A Mountain Town
Banff Indian Days
For much of Pearl’s life, the town of Banff was host to a multi-day event called Banff Indian Days in the summer. This event, which is believed to have started in 1894, (the date is contested, some believe 1899) during summer floods that stranded a trainload of tourists at the Banff Springs hotel. It is said that, at the request of the hotel manager, Tom Wilson approached Chief Hector Crawler and asked if he would bring a group of Stoney Nakoda to Banff to entertain the tourists with a parade and dances. A version of the event was held sporadically until 1911 when it became an annual festival that would last until 1978.
Banff Indian Days grew from a one-day event to one that spanned three to five days. Tourists flocked to the event year after year with attendance reaching a peak in 1922 when 71,540 tourists attended. Banff Indian Days consisted of a daily parade where Stoney Nakoda (and other First Nations such as the Tsuu t’ina, Siksika (Blackfoot), Cree and Ktunaxa (Kootenay)) men, women, and children could show off their regalia for prize money, as well as dances, musical performances, horse and foot races, and a rodeo competition. For the Indigenous participants, Banff Indian Days was an opportunity to participate in activities that they were actively discouraged from doing on the reserve. The prizes given out for the best regalia during the parade were also of great economic value to the Indigenous participants. Banff Indian Days was also an opportunity for Indigenous participants to leave their reserves – to visit spaces that had long been sacred to them and see distant relatives – as until the 1940s, a pass had to be obtained from an Indian Agent to leave the reserve.
Pearl was involved in Banff Indian Days throughout her life and was often asked to be a judge for the parade.
Pearl’s relationship with the Stoney Nakoda stemmed from her childhood and the Brewster relationship with several Stoney Nakoda families and individuals, most notably William Twin who accompanied her brothers Bill and Jim on their first guiding excursion. This longstanding relationship resulted in both her and Philip Moore being adopted by the Stoney Nakoda as Princess and Chief in 1948. In a letter to her mother, Catharine Whyte discussed the quiet ceremony, saying “I asked [Pearl] about being taken into the Stoneys but she couldn’t tell us much. They sing a song and say a prayer and sing God Save the King and she and Runt [Philip Moore] each got some present of clothing I think.

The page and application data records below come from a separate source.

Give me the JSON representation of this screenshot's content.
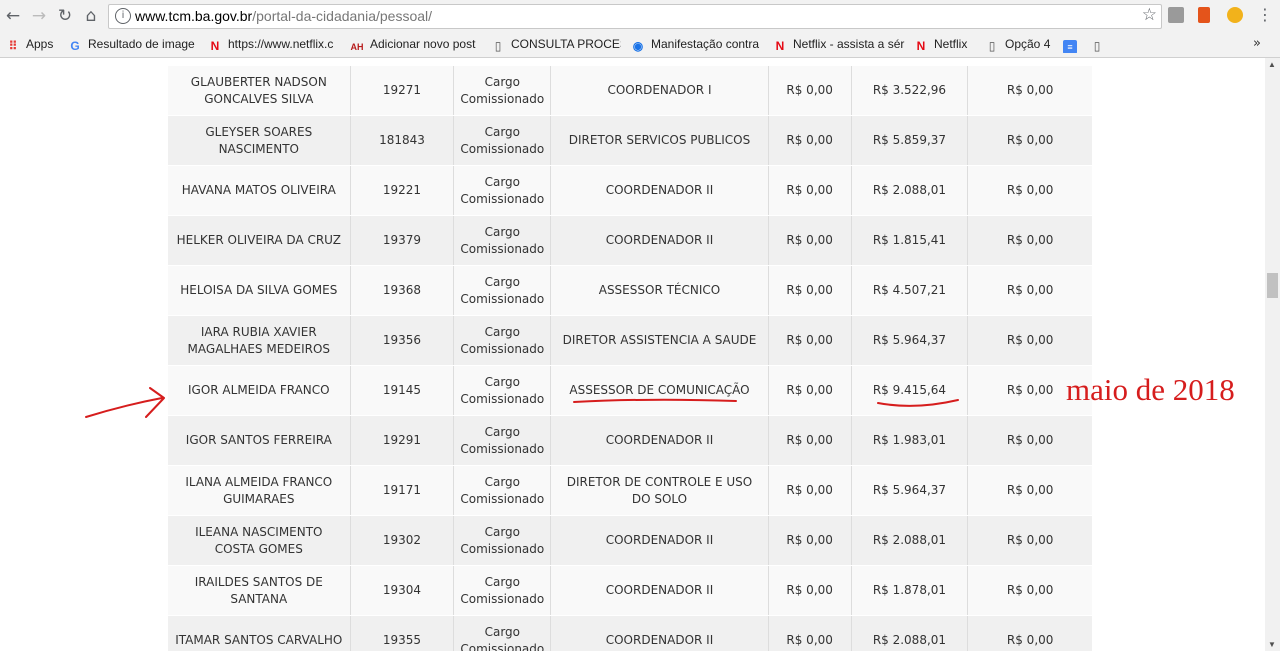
{
  "browser": {
    "url_host": "www.tcm.ba.gov.br",
    "url_path": "/portal-da-cidadania/pessoal/"
  },
  "bookmarks": [
    {
      "label": "Apps",
      "icon": "apps-grid-icon"
    },
    {
      "label": "Resultado de image",
      "icon": "google-icon"
    },
    {
      "label": "https://www.netflix.c",
      "icon": "netflix-icon"
    },
    {
      "label": "Adicionar novo post",
      "icon": "blog-icon"
    },
    {
      "label": "CONSULTA PROCESS",
      "icon": "page-icon"
    },
    {
      "label": "Manifestação contra",
      "icon": "globe-icon"
    },
    {
      "label": "Netflix - assista a sér",
      "icon": "netflix-icon"
    },
    {
      "label": "Netflix",
      "icon": "netflix-icon"
    },
    {
      "label": "Opção 4",
      "icon": "page-icon"
    }
  ],
  "more_bookmarks": "»",
  "rows": [
    {
      "name": "GLAUBERTER NADSON GONCALVES SILVA",
      "matricula": "19271",
      "vinculo": "Cargo Comissionado",
      "cargo": "COORDENADOR I",
      "v1": "R$ 0,00",
      "v2": "R$ 3.522,96",
      "v3": "R$ 0,00"
    },
    {
      "name": "GLEYSER SOARES NASCIMENTO",
      "matricula": "181843",
      "vinculo": "Cargo Comissionado",
      "cargo": "DIRETOR SERVICOS PUBLICOS",
      "v1": "R$ 0,00",
      "v2": "R$ 5.859,37",
      "v3": "R$ 0,00"
    },
    {
      "name": "HAVANA MATOS OLIVEIRA",
      "matricula": "19221",
      "vinculo": "Cargo Comissionado",
      "cargo": "COORDENADOR II",
      "v1": "R$ 0,00",
      "v2": "R$ 2.088,01",
      "v3": "R$ 0,00"
    },
    {
      "name": "HELKER OLIVEIRA DA CRUZ",
      "matricula": "19379",
      "vinculo": "Cargo Comissionado",
      "cargo": "COORDENADOR II",
      "v1": "R$ 0,00",
      "v2": "R$ 1.815,41",
      "v3": "R$ 0,00"
    },
    {
      "name": "HELOISA DA SILVA GOMES",
      "matricula": "19368",
      "vinculo": "Cargo Comissionado",
      "cargo": "ASSESSOR TÉCNICO",
      "v1": "R$ 0,00",
      "v2": "R$ 4.507,21",
      "v3": "R$ 0,00"
    },
    {
      "name": "IARA RUBIA XAVIER MAGALHAES MEDEIROS",
      "matricula": "19356",
      "vinculo": "Cargo Comissionado",
      "cargo": "DIRETOR ASSISTENCIA A SAUDE",
      "v1": "R$ 0,00",
      "v2": "R$ 5.964,37",
      "v3": "R$ 0,00"
    },
    {
      "name": "IGOR ALMEIDA FRANCO",
      "matricula": "19145",
      "vinculo": "Cargo Comissionado",
      "cargo": "ASSESSOR DE COMUNICAÇÃO",
      "v1": "R$ 0,00",
      "v2": "R$ 9.415,64",
      "v3": "R$ 0,00"
    },
    {
      "name": "IGOR SANTOS FERREIRA",
      "matricula": "19291",
      "vinculo": "Cargo Comissionado",
      "cargo": "COORDENADOR II",
      "v1": "R$ 0,00",
      "v2": "R$ 1.983,01",
      "v3": "R$ 0,00"
    },
    {
      "name": "ILANA ALMEIDA FRANCO GUIMARAES",
      "matricula": "19171",
      "vinculo": "Cargo Comissionado",
      "cargo": "DIRETOR DE CONTROLE E USO DO SOLO",
      "v1": "R$ 0,00",
      "v2": "R$ 5.964,37",
      "v3": "R$ 0,00"
    },
    {
      "name": "ILEANA NASCIMENTO COSTA GOMES",
      "matricula": "19302",
      "vinculo": "Cargo Comissionado",
      "cargo": "COORDENADOR II",
      "v1": "R$ 0,00",
      "v2": "R$ 2.088,01",
      "v3": "R$ 0,00"
    },
    {
      "name": "IRAILDES SANTOS DE SANTANA",
      "matricula": "19304",
      "vinculo": "Cargo Comissionado",
      "cargo": "COORDENADOR II",
      "v1": "R$ 0,00",
      "v2": "R$ 1.878,01",
      "v3": "R$ 0,00"
    },
    {
      "name": "ITAMAR SANTOS CARVALHO",
      "matricula": "19355",
      "vinculo": "Cargo Comissionado",
      "cargo": "COORDENADOR II",
      "v1": "R$ 0,00",
      "v2": "R$ 2.088,01",
      "v3": "R$ 0,00"
    }
  ],
  "annotation": {
    "text": "maio de 2018",
    "color": "#d61d1d"
  }
}
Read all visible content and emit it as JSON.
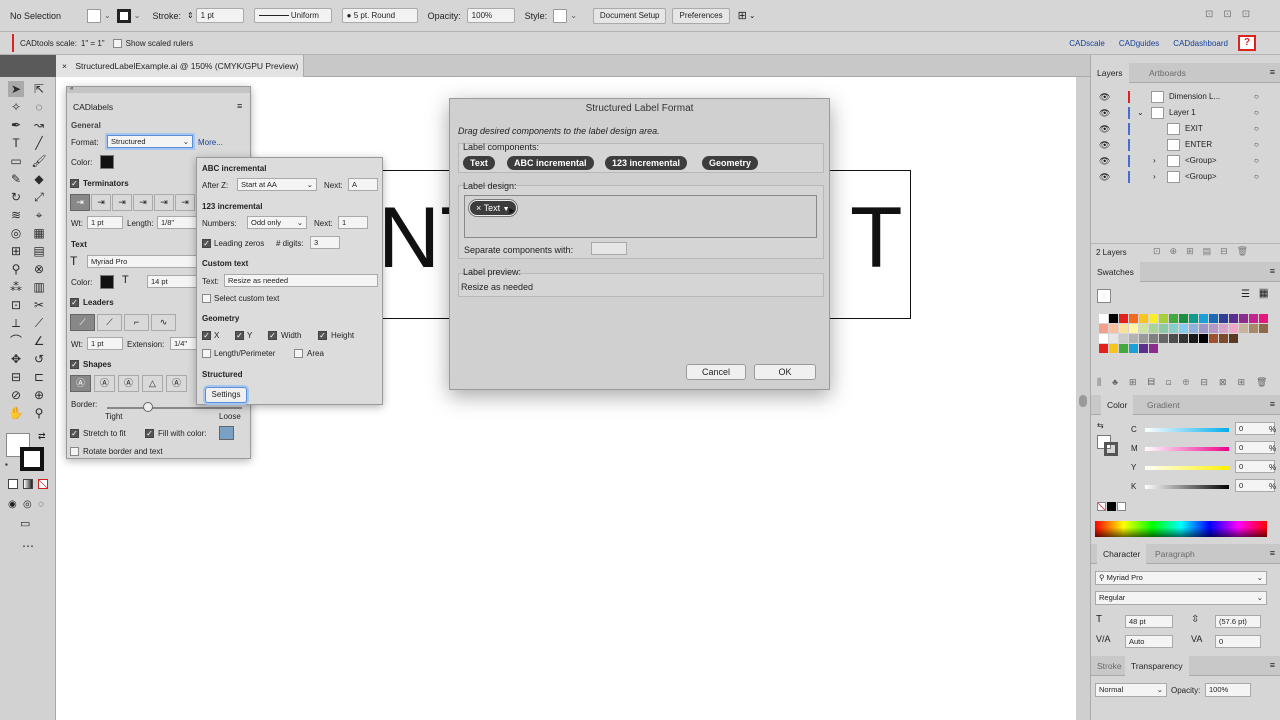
{
  "control_bar": {
    "selection": "No Selection",
    "stroke_label": "Stroke:",
    "stroke_weight": "1 pt",
    "stroke_profile": "Uniform",
    "brush": "5 pt. Round",
    "opacity_label": "Opacity:",
    "opacity": "100%",
    "style_label": "Style:",
    "document_setup": "Document Setup",
    "preferences": "Preferences"
  },
  "cad_bar": {
    "scale_label": "CADtools scale:",
    "scale_value": "1\" = 1\"",
    "show_scaled_rulers": "Show scaled rulers",
    "links": [
      "CADscale",
      "CADguides",
      "CADdashboard"
    ],
    "help": "?"
  },
  "document_tab": {
    "close": "×",
    "title": "StructuredLabelExample.ai @ 150% (CMYK/GPU Preview)"
  },
  "canvas": {
    "left_text": "NT",
    "right_text": "T"
  },
  "cadlabels": {
    "title": "CADlabels",
    "general": "General",
    "format_label": "Format:",
    "format_value": "Structured",
    "more": "More...",
    "color_label": "Color:",
    "terminators": "Terminators",
    "wt_label": "Wt:",
    "wt_value": "1 pt",
    "length_label": "Length:",
    "length_value": "1/8\"",
    "text_section": "Text",
    "font": "Myriad Pro",
    "text_color_label": "Color:",
    "font_size": "14 pt",
    "leaders": "Leaders",
    "leader_wt_label": "Wt:",
    "leader_wt_value": "1 pt",
    "extension_label": "Extension:",
    "extension_value": "1/4\"",
    "shapes": "Shapes",
    "border_label": "Border:",
    "tight": "Tight",
    "loose": "Loose",
    "stretch_to_fit": "Stretch to fit",
    "fill_with_color": "Fill with color:",
    "rotate": "Rotate border and text",
    "fill_color": "#7aa0c4"
  },
  "more_panel": {
    "abc_title": "ABC incremental",
    "after_z_label": "After Z:",
    "after_z_value": "Start at AA",
    "next_label": "Next:",
    "abc_next": "A",
    "num_title": "123 incremental",
    "numbers_label": "Numbers:",
    "numbers_value": "Odd only",
    "num_next_label": "Next:",
    "num_next": "1",
    "leading_zeros": "Leading zeros",
    "digits_label": "# digits:",
    "digits_value": "3",
    "custom_title": "Custom text",
    "text_label": "Text:",
    "text_value": "Resize as needed",
    "select_custom": "Select custom text",
    "geometry_title": "Geometry",
    "geo_x": "X",
    "geo_y": "Y",
    "geo_width": "Width",
    "geo_height": "Height",
    "length_perimeter": "Length/Perimeter",
    "area": "Area",
    "structured_title": "Structured",
    "settings": "Settings"
  },
  "dialog": {
    "title": "Structured Label Format",
    "instruction": "Drag desired components to the label design area.",
    "components_label": "Label components:",
    "components": [
      "Text",
      "ABC incremental",
      "123 incremental",
      "Geometry"
    ],
    "design_label": "Label design:",
    "design_token": "Text",
    "token_remove": "×",
    "separate_label": "Separate components with:",
    "preview_label": "Label preview:",
    "preview_value": "Resize as needed",
    "cancel": "Cancel",
    "ok": "OK"
  },
  "layers_panel": {
    "tabs": [
      "Layers",
      "Artboards"
    ],
    "rows": [
      {
        "name": "Dimension L...",
        "color": "#e02020"
      },
      {
        "name": "Layer 1",
        "color": "#4a6cd6"
      },
      {
        "name": "EXIT",
        "color": "#4a6cd6"
      },
      {
        "name": "ENTER",
        "color": "#4a6cd6"
      },
      {
        "name": "<Group>",
        "color": "#4a6cd6"
      },
      {
        "name": "<Group>",
        "color": "#4a6cd6"
      }
    ],
    "footer": "2 Layers"
  },
  "swatches_panel": {
    "title": "Swatches",
    "row1": [
      "#ffffff",
      "#000000",
      "#e3201b",
      "#f06b1e",
      "#f7c51d",
      "#f7ee25",
      "#a8ce3a",
      "#43a93e",
      "#1d8d3f",
      "#119b8c",
      "#1a9fd9",
      "#1b6bb5",
      "#2d3f96",
      "#5b2f8e",
      "#8c2d8e",
      "#c2268b",
      "#e5177d",
      "#e52a4f"
    ],
    "row2": [
      "#f3a08a",
      "#f8c19b",
      "#fbe19c",
      "#fef6a2",
      "#cfe3a0",
      "#a8d49c",
      "#8ccaa5",
      "#86cfc9",
      "#87cbef",
      "#8fb1dc",
      "#9b97c9",
      "#b698c7",
      "#d6a2cb",
      "#f2a6c6",
      "#c8b49a",
      "#a88968",
      "#8c6a4a",
      "#6c4f36"
    ],
    "row3": [
      "#ffffff",
      "#e6e6e6",
      "#cccccc",
      "#b3b3b3",
      "#999999",
      "#808080",
      "#666666",
      "#4d4d4d",
      "#333333",
      "#1a1a1a",
      "#000000",
      "#a0522d",
      "#7a4a2a",
      "#5a3a24"
    ],
    "row4": [
      "#e3201b",
      "#f7c51d",
      "#43a93e",
      "#1a9fd9",
      "#5b2f8e",
      "#8c2d8e"
    ]
  },
  "color_panel": {
    "tabs": [
      "Color",
      "Gradient"
    ],
    "channels": [
      {
        "name": "C",
        "value": "0",
        "unit": "%"
      },
      {
        "name": "M",
        "value": "0",
        "unit": "%"
      },
      {
        "name": "Y",
        "value": "0",
        "unit": "%"
      },
      {
        "name": "K",
        "value": "0",
        "unit": "%"
      }
    ]
  },
  "character_panel": {
    "tabs": [
      "Character",
      "Paragraph"
    ],
    "font": "Myriad Pro",
    "style": "Regular",
    "size": "48 pt",
    "leading": "(57.6 pt)",
    "kerning": "Auto",
    "tracking": "0"
  },
  "transparency_panel": {
    "tabs": [
      "Stroke",
      "Transparency"
    ],
    "mode": "Normal",
    "opacity_label": "Opacity:",
    "opacity": "100%"
  }
}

She is now a princess… and Runt is a chief.”
Banff Winter Carnival & Volunteer Work
While Banff Indian Days was the major event of the summer, the winter played host to Banff Winter Carnival beginning in 1917. The Winter Carnival consisted of events such as skating, swimming at the hot springs, snowshoeing, curling, hockey, downhill ski and ski jumping events at Mount Norquay, tobogganing, barbecues, and the crowning of a Carnival Queen.
Pearl was crowned Carnival Queen in 1920, and her hockey team, the Calgary Regents, often played at the Carnival. She was also a part of the organizing committee, most notably during the Second World War.
During the Second World War, the proceeds of the 1941 Winter Carnival were dedicated to the war effort. The major organizing group for the Banff war effort was the Banff-Jasper Spitfire fund, of which Pearl was Chair. The fundraisers organized by this group included a mile of pennies, the auctioning of paintings by well known artists such as Carl Rungius, Nicholas de Grandmaison, as well as local Peter Whyte. The Banff-Jasper Spitfire Fund Committee also auctioned a 1941 Ford Sedan.
The Characters of Banff
As a prominent family in Banff the Moores had a wide social circle filled with both locals, and visitors who came to climb, ride, paint, and write.
Having grown up in Banff, Pearl was well acquainted with the White family and Peter Whyte. When the Moores were in Boston in 1926 Peter Whyte, then at the School of the Museum of Fine Arts, was a frequent visitor at the Moore residence. In 1930, while managing the Canadian Pacific Railway camp at Yoho National Park, Pearl met Catharine Whyte for the first time and they stayed friends throughout their lives.
Through the Trail Riders of the Canadian Rockies, Pearl, Philip, and Edmée met other distinguished residents and visitors to Banff such as George Vaux X, John Murray Gibbon (founding member of the group), and Carl Rungius (President in 1929). The Moores were also friends with Mary J. Vaux, Mary Vaux Walcott, Mary Schäffer Warren, and Georgia Engelhard who was a frequent participant on trail rides and a friend of Edmée’s.